And if you like series, I have those too. I guess there’s room for both.

What are your thoughts?

–Gabi

Books I’m reading now:

The Paper Magician by Charlie N Holmberg

Tastes and Age

Lately I find myself engrossed in a couple of television shows. I was a firm fan of How I Met Your Mother, but it’s over now. I watch The Big Bang Theory and Modern Family, but I’m absolutely hooked on Grimm, Once Upon a Time, and Agents of Shield. I’ve glommed a few series on Netflix: Dr. Who, Eureka, Warehouse 13, Primeval, The Dresden Files, Firefly; and I’ve caught a few episodes of Torchwood and Farscape (not glomming those, though). Most of my friends who are not in the writing world don’t watch any of these. They don’t read the same books as I either. They’ve all seen Breaking Bad, which I am currently watching, but more out of a sense of “need to” rather than “want to.” I recognize the superior story crafting, the superb acting, but it’s just not my thing. I’ve been pleading with them to watch Game of Thrones with little success. We own the discs and the books.

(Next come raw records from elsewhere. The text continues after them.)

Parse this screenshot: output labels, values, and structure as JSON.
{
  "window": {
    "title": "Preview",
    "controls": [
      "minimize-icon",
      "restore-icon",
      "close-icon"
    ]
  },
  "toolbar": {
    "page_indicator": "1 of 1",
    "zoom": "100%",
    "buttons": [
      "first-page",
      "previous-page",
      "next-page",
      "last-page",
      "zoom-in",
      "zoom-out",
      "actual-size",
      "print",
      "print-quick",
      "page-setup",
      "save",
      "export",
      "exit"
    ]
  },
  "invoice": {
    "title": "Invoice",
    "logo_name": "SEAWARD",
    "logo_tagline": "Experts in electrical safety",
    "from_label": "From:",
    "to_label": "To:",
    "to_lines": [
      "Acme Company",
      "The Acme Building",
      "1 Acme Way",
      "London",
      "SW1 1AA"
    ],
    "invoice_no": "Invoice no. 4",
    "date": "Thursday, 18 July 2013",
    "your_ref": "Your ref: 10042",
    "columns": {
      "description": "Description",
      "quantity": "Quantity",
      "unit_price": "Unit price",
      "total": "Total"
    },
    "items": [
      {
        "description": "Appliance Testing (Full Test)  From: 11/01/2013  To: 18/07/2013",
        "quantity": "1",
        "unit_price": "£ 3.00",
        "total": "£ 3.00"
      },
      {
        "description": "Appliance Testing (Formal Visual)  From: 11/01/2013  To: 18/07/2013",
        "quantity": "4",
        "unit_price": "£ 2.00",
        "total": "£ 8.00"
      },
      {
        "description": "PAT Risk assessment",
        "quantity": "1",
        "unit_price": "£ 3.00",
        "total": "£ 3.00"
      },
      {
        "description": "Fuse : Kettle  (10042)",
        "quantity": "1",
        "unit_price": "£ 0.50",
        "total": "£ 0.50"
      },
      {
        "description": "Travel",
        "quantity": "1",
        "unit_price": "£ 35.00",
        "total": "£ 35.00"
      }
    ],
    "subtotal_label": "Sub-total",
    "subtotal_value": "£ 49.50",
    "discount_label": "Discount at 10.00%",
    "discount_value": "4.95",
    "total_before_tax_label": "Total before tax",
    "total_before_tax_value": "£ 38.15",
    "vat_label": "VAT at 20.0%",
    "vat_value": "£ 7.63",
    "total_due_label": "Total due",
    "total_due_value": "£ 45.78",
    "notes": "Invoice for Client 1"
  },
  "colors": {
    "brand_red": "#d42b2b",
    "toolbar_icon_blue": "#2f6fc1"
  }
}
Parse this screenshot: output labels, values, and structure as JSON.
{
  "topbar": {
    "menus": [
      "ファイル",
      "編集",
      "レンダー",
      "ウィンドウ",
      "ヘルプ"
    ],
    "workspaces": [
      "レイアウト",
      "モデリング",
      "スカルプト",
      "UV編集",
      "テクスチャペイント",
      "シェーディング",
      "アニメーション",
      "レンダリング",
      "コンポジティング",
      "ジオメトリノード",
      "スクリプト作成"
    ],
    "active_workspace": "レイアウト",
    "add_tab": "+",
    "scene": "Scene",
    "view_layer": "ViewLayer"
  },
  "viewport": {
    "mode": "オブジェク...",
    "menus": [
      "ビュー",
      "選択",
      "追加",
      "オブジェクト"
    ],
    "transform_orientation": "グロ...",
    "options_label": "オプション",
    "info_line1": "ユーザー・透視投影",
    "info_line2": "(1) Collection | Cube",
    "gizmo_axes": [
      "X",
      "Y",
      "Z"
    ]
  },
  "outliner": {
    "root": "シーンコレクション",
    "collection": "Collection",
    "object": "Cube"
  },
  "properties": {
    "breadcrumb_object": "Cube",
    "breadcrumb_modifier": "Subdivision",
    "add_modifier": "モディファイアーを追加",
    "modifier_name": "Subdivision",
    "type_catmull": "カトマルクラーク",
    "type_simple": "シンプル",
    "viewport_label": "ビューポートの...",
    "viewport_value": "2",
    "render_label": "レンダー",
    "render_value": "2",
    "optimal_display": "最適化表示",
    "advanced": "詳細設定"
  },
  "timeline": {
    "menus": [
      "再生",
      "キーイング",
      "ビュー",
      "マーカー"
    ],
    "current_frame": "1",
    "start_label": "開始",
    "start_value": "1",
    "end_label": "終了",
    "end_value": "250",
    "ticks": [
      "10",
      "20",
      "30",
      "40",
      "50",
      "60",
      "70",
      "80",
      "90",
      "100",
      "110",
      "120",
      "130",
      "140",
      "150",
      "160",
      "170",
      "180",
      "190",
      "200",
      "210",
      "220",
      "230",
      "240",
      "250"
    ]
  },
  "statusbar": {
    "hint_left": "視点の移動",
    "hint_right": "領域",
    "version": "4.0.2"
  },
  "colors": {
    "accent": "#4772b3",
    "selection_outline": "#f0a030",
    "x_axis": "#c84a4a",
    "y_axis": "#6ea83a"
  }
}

It’s left me wondering about tastes and age. I suppose most people believe that as one ages, one’s tastes become more serious. I’ve found the opposite to be true. I’m gravitating even more toward the paranormal (to use a generic term for sci-fi, fantasy, and other speculative fiction). I recently visited my daughter in Boston, and I think I shocked her roommates when I not only understood their references, but added my own insights to their conversations. We watched Pacific Rim together and had a great time.

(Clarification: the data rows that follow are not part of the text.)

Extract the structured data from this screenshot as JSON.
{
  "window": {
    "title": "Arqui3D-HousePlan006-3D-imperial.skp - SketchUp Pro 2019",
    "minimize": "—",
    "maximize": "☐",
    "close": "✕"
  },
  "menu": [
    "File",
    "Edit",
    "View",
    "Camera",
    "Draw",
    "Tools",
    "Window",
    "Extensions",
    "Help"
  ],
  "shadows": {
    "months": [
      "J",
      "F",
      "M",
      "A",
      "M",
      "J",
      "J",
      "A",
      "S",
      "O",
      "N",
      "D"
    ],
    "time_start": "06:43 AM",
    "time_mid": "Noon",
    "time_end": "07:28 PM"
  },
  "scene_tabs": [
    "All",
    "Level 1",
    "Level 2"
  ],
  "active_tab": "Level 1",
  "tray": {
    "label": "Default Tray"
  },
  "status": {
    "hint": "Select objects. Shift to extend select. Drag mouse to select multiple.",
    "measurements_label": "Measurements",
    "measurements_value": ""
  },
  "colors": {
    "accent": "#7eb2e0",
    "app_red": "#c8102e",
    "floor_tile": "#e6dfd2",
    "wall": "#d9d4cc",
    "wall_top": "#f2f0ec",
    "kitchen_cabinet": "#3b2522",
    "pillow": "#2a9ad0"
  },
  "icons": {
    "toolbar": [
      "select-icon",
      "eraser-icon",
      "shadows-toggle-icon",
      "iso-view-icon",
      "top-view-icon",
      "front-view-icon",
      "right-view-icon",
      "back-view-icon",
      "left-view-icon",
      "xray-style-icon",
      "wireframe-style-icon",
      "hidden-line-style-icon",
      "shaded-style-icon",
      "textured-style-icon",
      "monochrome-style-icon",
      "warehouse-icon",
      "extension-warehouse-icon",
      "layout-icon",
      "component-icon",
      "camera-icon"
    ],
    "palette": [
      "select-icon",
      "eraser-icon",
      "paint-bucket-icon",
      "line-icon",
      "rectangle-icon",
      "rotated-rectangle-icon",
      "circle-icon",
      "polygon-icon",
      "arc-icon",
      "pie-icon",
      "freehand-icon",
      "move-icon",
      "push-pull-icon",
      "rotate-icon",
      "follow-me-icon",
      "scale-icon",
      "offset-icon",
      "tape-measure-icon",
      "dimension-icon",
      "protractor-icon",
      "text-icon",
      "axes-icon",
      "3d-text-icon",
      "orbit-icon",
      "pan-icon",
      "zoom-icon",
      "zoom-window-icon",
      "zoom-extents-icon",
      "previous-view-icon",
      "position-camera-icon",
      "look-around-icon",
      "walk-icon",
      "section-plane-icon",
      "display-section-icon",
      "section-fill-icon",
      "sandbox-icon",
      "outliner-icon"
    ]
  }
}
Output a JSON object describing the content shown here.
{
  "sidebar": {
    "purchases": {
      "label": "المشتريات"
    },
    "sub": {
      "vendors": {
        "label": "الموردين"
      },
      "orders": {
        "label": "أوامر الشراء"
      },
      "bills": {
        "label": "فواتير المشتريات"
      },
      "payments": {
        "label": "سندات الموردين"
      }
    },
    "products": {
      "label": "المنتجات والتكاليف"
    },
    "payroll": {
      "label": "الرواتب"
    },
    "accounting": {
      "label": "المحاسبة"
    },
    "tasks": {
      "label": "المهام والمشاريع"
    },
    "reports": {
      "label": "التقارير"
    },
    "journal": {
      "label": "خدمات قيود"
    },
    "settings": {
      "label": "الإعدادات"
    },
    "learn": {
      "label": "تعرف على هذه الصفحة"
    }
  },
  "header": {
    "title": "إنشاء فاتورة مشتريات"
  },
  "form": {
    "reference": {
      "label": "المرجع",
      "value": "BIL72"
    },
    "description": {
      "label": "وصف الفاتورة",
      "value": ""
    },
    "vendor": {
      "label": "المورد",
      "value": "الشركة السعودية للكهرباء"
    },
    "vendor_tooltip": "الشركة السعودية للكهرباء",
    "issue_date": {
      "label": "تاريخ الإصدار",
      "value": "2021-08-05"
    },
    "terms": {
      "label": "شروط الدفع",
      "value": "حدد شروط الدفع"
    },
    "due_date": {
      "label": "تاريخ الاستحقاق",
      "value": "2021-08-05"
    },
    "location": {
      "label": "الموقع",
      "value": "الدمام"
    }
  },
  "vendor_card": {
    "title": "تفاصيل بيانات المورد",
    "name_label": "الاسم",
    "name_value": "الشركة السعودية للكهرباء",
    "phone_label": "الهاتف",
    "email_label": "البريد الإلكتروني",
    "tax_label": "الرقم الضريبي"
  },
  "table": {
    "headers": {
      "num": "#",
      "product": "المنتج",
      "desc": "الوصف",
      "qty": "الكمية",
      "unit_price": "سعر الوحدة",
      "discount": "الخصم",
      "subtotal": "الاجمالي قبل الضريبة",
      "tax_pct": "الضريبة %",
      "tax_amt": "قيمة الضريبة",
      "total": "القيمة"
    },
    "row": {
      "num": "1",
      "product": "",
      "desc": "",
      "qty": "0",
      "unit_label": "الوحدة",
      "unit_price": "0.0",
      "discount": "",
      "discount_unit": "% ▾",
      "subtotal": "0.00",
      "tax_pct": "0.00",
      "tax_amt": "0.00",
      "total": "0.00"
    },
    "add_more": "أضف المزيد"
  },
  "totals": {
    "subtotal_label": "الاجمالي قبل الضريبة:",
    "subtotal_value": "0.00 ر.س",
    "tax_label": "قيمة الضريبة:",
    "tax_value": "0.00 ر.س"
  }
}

So am I just more youthful in my tastes? I don’t think so. I believe that all entertainment, whether it’s books, movies or television, is about the characters. It’s the great characters that keep us glued to a show or a book. It’s just the delivery method that changes. A character gives us someone to recognize and cheer for. When they change, we grow. When they hurt, we ache. We feel with them and experience universal truths through them (This ties into Theme, which proves that you can’t isolate one element of a story with any kind of success). Tyrion Lannister is a fair, loyal, and just character with great flaws who happens to be a member of a ruthless family from whom he’s learned some of his behavior. Does that sound like Hamlet to you? (Okay, not exactly, but you get the picture.) And when [SPOILER–skip to the next paragraph if you don’t want to know even this non-event specific fact] they push him too far, he finally rejects them. He is honorable in his own way. We root for him even more than the outrightly noble character of Ned Stark, because liking Ned is too easy (Not that his death wasn’t heart-breaking, but, really, he was too good.)

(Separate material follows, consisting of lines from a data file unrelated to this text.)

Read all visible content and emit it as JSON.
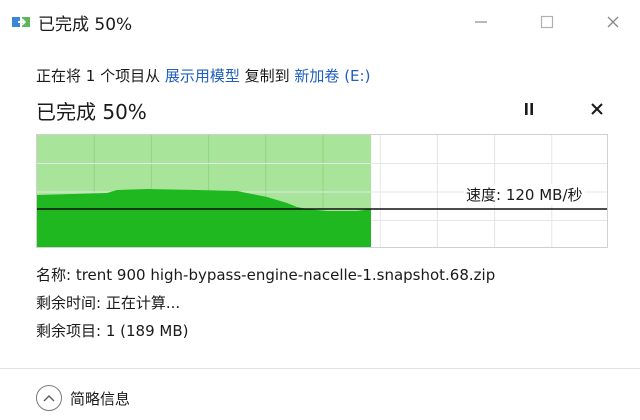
{
  "window": {
    "title": "已完成 50%",
    "minimize_glyph": "—",
    "maximize_glyph": "☐",
    "close_glyph": "✕"
  },
  "operation": {
    "prefix": "正在将 1 个项目从 ",
    "source": "展示用模型",
    "middle": " 复制到 ",
    "destination": "新加卷 (E:)"
  },
  "progress": {
    "label": "已完成 50%",
    "percent": 50
  },
  "controls": {
    "pause_icon": "pause-icon",
    "stop_icon": "close-icon"
  },
  "graph": {
    "speed_text": "速度: 120 MB/秒",
    "fill_color": "#1fb820",
    "completed_bg": "#a8e49a",
    "remaining_bg": "#ffffff"
  },
  "details": {
    "name": "名称: trent 900 high-bypass-engine-nacelle-1.snapshot.68.zip",
    "time_remaining": "剩余时间: 正在计算...",
    "items_remaining": "剩余项目: 1 (189 MB)"
  },
  "footer": {
    "toggle_label": "简略信息"
  },
  "colors": {
    "link": "#1f5fbf",
    "accent": "#1fb820"
  }
}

Perhaps I like my characters in settings that aren’t of this world because I am so aware of the realities of this world. I’m highly political (which I try to keep from these pages), aware of current events, scientifically minded, and have my own personal demons I battle. In my entertainment, I don’t want to face those realities in a realistic setting. I would argue those same realities are in the paranormal, but in a background where they are easier to handle and comprehend and still be entertained. I would also argue that historical fiction is also not of this world. Must be why I like it too.

So don’t expect me to write or read the next great American novel. Give me magic, fairies, spaceships, and time travel. I’ll take my characters and morality from real fiction instead of reality fiction. Disagree with me? That’s fine. I’m not asking you to change your mind. But don’t judge my tastes either.

Meanwhile I’m waiting for a friend of mine to return from her European trip and bring me the Harry Potter series in German. Can’t wait to re-read them.

–Gabi

Books I’m reading now:

A Storm of Swords by George RR Martin (re-read)